Cropping Images © R. Craig Collins, 2008
Many people consider photo manipulation to be cheating, such as some how putting the President next to a space alien in the National Enquirer... but, cropping is not only permissible, but often is a recommended method used to improve an image.
In the last overview, you viewed an image, and then you viewed a portion of the original image; when you select an area and remove everything else, it is called cropping. So cropping could be like cutting coupons out of the newspaper... you only need the coupon so you remove everything else that is on the page. But there is a little more to it than that.
Notice in the example below, that not only can unwanted areas be removed, but cropping can also center an image, or change the aspect ratio.
The original aspect ratio was about 300x300 or 1:1, the final cropped image's aspect ratio is 250x133, or about 2:1. That means if you have an image that doesn't fit in a frame because one of the side measurements is too long, you could 'trim' the image to fit. This is also often done to make wide screen images fit on older TVs or computer monitors, or to make a better fit for photos on a web page or in a book.

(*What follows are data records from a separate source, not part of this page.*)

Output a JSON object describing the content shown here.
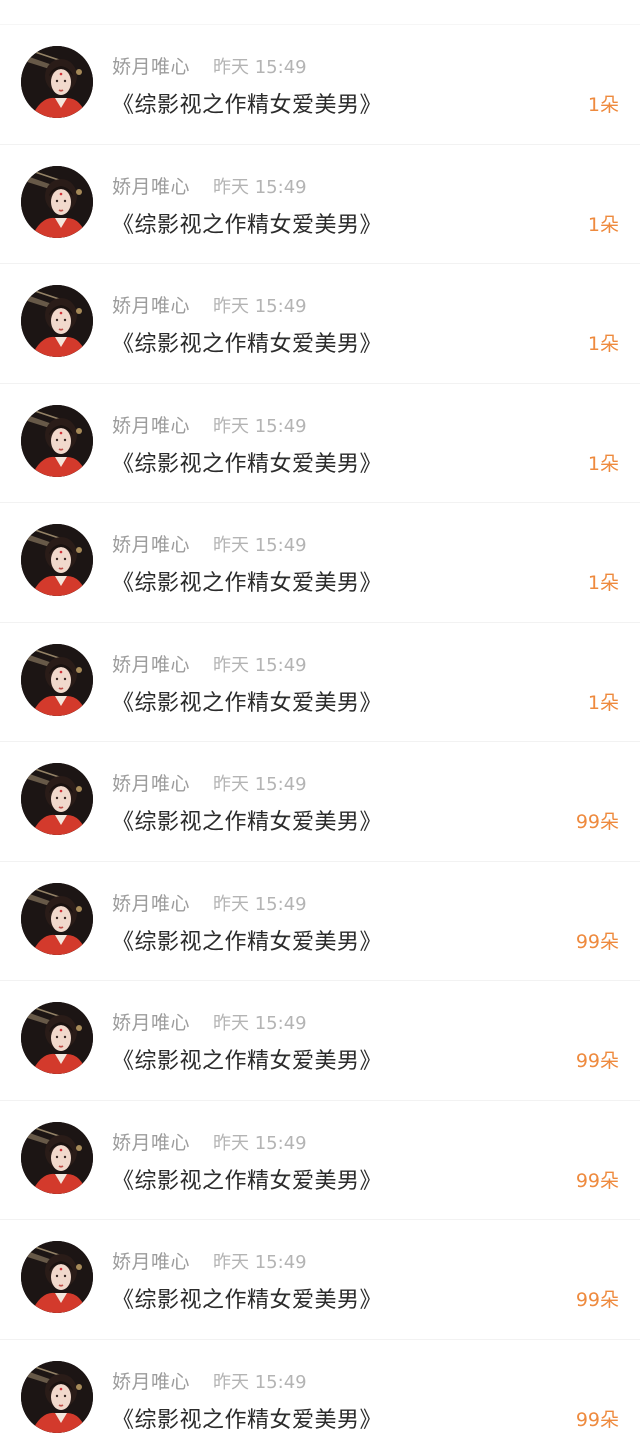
{
  "accent_color": "#ee8a3e",
  "items": [
    {
      "user": "娇月唯心",
      "time": "昨天 15:49",
      "book": "《综影视之作精女爱美男》",
      "flowers": "1朵",
      "avatar_icon": "user-avatar"
    },
    {
      "user": "娇月唯心",
      "time": "昨天 15:49",
      "book": "《综影视之作精女爱美男》",
      "flowers": "1朵",
      "avatar_icon": "user-avatar"
    },
    {
      "user": "娇月唯心",
      "time": "昨天 15:49",
      "book": "《综影视之作精女爱美男》",
      "flowers": "1朵",
      "avatar_icon": "user-avatar"
    },
    {
      "user": "娇月唯心",
      "time": "昨天 15:49",
      "book": "《综影视之作精女爱美男》",
      "flowers": "1朵",
      "avatar_icon": "user-avatar"
    },
    {
      "user": "娇月唯心",
      "time": "昨天 15:49",
      "book": "《综影视之作精女爱美男》",
      "flowers": "1朵",
      "avatar_icon": "user-avatar"
    },
    {
      "user": "娇月唯心",
      "time": "昨天 15:49",
      "book": "《综影视之作精女爱美男》",
      "flowers": "1朵",
      "avatar_icon": "user-avatar"
    },
    {
      "user": "娇月唯心",
      "time": "昨天 15:49",
      "book": "《综影视之作精女爱美男》",
      "flowers": "99朵",
      "avatar_icon": "user-avatar"
    },
    {
      "user": "娇月唯心",
      "time": "昨天 15:49",
      "book": "《综影视之作精女爱美男》",
      "flowers": "99朵",
      "avatar_icon": "user-avatar"
    },
    {
      "user": "娇月唯心",
      "time": "昨天 15:49",
      "book": "《综影视之作精女爱美男》",
      "flowers": "99朵",
      "avatar_icon": "user-avatar"
    },
    {
      "user": "娇月唯心",
      "time": "昨天 15:49",
      "book": "《综影视之作精女爱美男》",
      "flowers": "99朵",
      "avatar_icon": "user-avatar"
    },
    {
      "user": "娇月唯心",
      "time": "昨天 15:49",
      "book": "《综影视之作精女爱美男》",
      "flowers": "99朵",
      "avatar_icon": "user-avatar"
    },
    {
      "user": "娇月唯心",
      "time": "昨天 15:49",
      "book": "《综影视之作精女爱美男》",
      "flowers": "99朵",
      "avatar_icon": "user-avatar"
    }
  ]
}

Even new HT monitors aren't the same aspect ration of some movies, so black bars are often added to the movie to fill in the missing space if they don't want to cut out part of the image.
But typically, cropping is to emphasize something... to accentuate the subject matter. In the image of Newgrange, Ireland, above, the audience may be looking at the trees instead of the burial mound, or they might be distracted by the picket fence... cropping draws the focus to what the photographer wants the audience to see.
How to crop, using the GIMP
After opening the image, the image may not easily display in the image window, or you may wish to display inches instead of pixels on the rulers around image. To change these, you may use the controls below the image.
For more granular control of the image size, choose on the image window, View\Zoom\Other...
To crop, first choose the select rectangular regions button. Now, to use the selection tool, click and drag across the image; I prefer to go from top left to bottom right, but it doesn't really matter. Once the selection is created, let go of the mouse.
Note: If the dashed line that marks the selection is not quite right, do not click in the selection with your mouse and try to drag it; this moves the selected area of the image. If the dimensions are wrong, click someplace else, and try again. Don't forget, [Ctrl]+[z] is undo, and will put it back the way it was.
Once the item is properly selected, choose Image\Crop
Note: It is recommended that you use File\Save As to create a new file, rather than replacing the old file.
By right clicking the following link, you can save my Newgrange, Ireland image, to practice on, if you like.
If you file doesn't need cropping, or if after cropping is still the wrong size for your use, you may resize the file.